Some patients choose to have surgery even before they develop vision-blocking cataracts. In this instance, the same procedure is referred to as Refractive Lens Exchange (RLE). In clinical trials the vast majority of these patients we capable of distance, intermediate, and near, well enough to perform activities of daily living without the assistance of spectacle. If you want and need better vision for your activities right now, and would like to see more clearly, then schedule a consultation today.
Cataract surgery is a way to replace the cloudy lens with a clear lens, thereby restoring vision. In modern techniques, the scaffolding of the anatomic lens is left in place to support the artificial replacement lens that is later implanted.
Cataract surgery is not an easy surgery to perform, and requires constant training and refinement. The surgery is performed while the surgeon looks through an operating microscope that greatly magnifies the view of the eye. This also means that a very steady hand is important. It is easier to perform the older techniques of cataract surgery, rather than learning the newer technique.
No Pain. The vast majority of our Maryland / Reston cataract surgery patients report no pain and don't even take a single Tylenol afterwards. We numb the eye with eyedrops, while the anesthesiologist gives a small amount of sedation in the intravenous line to help you relax. In contrast, some other surgeons need to inject medications behind the eyeball with a 3 inch needle.

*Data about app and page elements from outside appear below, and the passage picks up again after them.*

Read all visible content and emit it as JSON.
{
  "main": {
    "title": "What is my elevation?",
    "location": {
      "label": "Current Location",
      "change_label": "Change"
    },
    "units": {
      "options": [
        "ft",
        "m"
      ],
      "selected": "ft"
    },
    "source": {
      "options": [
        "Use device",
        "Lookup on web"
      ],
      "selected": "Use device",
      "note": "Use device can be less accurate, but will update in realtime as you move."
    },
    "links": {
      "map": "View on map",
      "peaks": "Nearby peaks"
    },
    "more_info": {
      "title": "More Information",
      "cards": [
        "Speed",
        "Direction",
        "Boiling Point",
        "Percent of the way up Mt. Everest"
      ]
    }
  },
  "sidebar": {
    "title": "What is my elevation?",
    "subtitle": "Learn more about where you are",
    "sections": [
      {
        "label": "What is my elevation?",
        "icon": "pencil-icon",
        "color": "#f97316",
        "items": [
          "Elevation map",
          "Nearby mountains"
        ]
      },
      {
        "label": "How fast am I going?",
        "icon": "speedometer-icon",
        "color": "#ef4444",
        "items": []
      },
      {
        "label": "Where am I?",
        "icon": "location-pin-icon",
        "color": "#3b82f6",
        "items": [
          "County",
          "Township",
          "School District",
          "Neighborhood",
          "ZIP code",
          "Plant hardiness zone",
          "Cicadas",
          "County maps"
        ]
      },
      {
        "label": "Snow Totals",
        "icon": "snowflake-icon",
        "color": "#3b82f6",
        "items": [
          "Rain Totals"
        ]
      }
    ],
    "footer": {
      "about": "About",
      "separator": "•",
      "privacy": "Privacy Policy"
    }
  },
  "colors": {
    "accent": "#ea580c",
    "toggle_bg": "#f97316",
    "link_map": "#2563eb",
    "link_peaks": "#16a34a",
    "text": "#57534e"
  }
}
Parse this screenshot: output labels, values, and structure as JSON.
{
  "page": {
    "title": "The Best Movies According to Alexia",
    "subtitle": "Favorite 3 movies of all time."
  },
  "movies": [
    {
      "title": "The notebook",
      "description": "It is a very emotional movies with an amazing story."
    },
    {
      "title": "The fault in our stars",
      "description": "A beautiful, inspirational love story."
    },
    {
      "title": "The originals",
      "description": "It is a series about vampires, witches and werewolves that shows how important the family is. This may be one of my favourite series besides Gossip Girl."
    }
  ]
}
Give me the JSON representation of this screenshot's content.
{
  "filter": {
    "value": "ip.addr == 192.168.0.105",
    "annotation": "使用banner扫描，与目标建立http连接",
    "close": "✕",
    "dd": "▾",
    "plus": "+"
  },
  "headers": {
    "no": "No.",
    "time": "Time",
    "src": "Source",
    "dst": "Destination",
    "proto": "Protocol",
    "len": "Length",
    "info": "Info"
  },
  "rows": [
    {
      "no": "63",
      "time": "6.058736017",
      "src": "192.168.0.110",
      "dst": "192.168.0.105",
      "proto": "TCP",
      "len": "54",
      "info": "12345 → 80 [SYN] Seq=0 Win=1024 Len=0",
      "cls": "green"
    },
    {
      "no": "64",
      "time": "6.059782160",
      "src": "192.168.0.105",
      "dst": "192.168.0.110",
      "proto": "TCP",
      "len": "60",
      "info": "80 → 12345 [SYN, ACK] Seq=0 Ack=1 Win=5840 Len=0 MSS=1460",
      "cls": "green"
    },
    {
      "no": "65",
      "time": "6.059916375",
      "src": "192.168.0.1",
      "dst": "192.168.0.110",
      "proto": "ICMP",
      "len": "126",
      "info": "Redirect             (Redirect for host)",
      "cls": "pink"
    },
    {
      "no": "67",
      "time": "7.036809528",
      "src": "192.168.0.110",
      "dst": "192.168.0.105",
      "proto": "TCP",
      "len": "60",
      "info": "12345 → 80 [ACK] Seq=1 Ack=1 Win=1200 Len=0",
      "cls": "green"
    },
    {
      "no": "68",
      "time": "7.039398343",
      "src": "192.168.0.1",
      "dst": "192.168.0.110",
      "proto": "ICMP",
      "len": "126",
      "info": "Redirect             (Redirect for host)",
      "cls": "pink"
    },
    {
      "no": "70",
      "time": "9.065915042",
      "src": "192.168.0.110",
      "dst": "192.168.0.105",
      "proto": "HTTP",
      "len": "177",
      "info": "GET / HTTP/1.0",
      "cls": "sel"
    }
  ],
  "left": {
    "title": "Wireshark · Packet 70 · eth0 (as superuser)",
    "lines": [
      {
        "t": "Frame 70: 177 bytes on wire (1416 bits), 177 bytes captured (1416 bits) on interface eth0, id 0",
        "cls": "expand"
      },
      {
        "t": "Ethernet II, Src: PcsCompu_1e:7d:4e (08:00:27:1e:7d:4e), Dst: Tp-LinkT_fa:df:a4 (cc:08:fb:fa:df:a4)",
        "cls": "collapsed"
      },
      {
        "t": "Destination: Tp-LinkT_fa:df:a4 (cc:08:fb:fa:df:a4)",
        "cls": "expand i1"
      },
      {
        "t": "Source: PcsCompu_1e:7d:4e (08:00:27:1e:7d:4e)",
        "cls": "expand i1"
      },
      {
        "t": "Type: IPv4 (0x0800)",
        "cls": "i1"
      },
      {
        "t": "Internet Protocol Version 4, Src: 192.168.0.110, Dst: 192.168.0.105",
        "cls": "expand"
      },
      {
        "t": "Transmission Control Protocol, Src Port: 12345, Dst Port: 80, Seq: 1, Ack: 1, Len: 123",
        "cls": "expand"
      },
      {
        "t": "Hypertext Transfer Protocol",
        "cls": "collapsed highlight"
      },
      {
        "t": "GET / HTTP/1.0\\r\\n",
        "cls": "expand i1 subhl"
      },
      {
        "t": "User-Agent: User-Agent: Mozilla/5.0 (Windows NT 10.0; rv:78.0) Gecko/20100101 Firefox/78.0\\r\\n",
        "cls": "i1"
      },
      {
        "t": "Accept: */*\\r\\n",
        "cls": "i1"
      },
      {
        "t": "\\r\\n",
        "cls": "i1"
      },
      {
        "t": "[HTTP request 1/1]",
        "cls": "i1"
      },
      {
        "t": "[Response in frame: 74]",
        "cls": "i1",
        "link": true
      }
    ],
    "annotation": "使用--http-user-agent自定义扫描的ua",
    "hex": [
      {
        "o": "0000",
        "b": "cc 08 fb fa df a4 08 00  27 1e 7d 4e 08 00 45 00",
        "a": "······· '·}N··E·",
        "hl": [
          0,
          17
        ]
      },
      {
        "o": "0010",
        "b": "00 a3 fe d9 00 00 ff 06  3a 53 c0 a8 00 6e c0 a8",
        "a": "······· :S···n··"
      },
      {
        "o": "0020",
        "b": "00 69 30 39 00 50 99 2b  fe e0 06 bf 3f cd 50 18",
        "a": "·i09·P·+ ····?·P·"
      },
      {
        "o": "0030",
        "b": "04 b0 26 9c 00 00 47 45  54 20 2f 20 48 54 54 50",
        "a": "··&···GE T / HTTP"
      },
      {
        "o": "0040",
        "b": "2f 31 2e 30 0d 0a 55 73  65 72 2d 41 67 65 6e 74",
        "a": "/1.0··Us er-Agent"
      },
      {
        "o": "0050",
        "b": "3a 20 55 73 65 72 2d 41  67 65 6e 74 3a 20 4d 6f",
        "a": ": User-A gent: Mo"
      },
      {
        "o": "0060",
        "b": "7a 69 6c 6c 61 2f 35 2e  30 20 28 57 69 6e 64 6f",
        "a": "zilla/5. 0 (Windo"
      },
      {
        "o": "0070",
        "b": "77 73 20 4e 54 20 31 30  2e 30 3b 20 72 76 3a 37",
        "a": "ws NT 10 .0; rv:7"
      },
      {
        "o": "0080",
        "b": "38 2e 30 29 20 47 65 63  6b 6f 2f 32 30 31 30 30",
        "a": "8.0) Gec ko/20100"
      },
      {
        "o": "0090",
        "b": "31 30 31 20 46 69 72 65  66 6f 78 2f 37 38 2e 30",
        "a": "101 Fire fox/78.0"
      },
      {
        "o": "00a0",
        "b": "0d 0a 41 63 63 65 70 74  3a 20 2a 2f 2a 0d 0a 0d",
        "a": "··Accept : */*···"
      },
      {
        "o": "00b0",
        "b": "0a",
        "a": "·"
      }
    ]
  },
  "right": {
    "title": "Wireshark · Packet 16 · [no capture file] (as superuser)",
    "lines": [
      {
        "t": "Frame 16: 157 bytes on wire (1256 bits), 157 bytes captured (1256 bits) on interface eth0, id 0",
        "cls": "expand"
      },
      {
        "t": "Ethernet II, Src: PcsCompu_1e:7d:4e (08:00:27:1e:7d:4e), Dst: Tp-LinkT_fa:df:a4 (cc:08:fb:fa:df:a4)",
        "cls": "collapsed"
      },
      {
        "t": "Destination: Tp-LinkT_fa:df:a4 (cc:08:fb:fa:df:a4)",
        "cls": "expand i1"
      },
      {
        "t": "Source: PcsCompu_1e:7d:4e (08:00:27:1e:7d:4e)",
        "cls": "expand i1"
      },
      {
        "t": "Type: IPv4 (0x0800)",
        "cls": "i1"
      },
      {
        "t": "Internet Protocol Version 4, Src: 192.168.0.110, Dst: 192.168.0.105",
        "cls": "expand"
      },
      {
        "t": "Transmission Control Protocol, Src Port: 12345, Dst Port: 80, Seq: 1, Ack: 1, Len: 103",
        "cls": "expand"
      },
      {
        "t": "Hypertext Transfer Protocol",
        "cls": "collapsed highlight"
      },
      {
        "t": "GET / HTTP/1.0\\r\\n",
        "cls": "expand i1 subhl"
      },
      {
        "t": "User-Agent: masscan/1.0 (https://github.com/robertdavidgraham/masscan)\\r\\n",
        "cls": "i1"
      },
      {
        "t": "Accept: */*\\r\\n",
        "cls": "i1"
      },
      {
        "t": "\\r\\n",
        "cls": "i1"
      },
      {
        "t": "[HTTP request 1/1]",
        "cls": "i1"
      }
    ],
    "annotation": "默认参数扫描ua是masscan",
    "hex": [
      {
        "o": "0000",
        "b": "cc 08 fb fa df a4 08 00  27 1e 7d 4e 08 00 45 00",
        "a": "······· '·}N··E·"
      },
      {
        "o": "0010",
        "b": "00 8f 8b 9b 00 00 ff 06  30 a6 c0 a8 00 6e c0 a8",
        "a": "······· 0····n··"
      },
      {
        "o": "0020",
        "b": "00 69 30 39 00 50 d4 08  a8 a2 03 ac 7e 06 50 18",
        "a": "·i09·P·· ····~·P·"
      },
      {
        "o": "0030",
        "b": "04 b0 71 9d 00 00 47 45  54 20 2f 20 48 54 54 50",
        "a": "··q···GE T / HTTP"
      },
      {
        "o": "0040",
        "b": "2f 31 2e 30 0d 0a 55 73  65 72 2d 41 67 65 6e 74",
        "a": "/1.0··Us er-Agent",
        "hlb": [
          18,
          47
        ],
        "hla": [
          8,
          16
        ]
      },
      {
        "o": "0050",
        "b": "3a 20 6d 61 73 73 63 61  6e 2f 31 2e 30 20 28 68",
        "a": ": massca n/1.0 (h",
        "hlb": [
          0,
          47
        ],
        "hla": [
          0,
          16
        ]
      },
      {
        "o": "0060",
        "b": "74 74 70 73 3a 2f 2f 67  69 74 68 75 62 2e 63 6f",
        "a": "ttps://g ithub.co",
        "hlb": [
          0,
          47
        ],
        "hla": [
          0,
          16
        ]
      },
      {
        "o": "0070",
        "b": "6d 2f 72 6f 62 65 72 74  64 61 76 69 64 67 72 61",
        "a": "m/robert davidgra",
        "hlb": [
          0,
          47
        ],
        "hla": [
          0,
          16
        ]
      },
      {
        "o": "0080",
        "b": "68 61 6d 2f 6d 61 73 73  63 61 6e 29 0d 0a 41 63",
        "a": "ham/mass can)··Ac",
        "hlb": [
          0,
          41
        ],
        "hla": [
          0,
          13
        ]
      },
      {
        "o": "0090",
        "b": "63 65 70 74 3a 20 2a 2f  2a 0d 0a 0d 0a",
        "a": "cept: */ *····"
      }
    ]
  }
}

No Stitches and No Bleeding. Since the incision is so tiny and since it is made with a gem-quality knife, it seals by itself. It is placed in such a manner that not even one drop of blood comes from the incision. In contrast, other techniques require incisions 2x to 5x larger than this, using a large steel blade or even scissors in the eye. In these older techniques, the surgeon would then place multiple stitches. These nylon stitches are sometimes felt when you blink, and they are often left in the eye for years or even permanently. Recovery after this less advanced type of surgery is months, versus just a week or two after micro-incision cataract surgery.
The Best Optics. The best vision requires the best optics. We only implant the best lenses, including Bausch & Lomb's SofPort Advanced Optics IOL, Alcon's SN60WF, and AMO's Tecnis Z9000. In addition, our Maryland / Fairfax cataract surgeons perform exacting calculations to determine which power lens to place in the eye. They take the extra time to incorporate as much of your glasses prescription as possible into the power of the implanted lens. The surgeons analyze your eye and place a tiny incision in such a manner as to help to reduce your astigmatism, ultimately making you less reliant on spectacles. In fact, the majority of our Maryland cataract patients do not wear glasses for distance vision (such as driving) after surgery.
The research interests of Solomon Eye Physicians and Surgeons' cataract surgeons include improvement of surgical instrumentation and refinement of outcomes associated with the most advanced lens implant designs. Their research efforts lead to the best possible outcomes for their patients.
To explore your options for the most advanced intraocular lens (IOLs) options, visit our Crystalens and ReSTOR / Tecnis pages. To learn more about advanced cataract surgery with LENSAR technology, please visit our laser cataract surgery page.
The material contained on this site is for informational purposes only and is not intended to be a substitute for professional medical advice, diagnosis, or treatment. Always seek the advice of your physician or other qualified health care provider.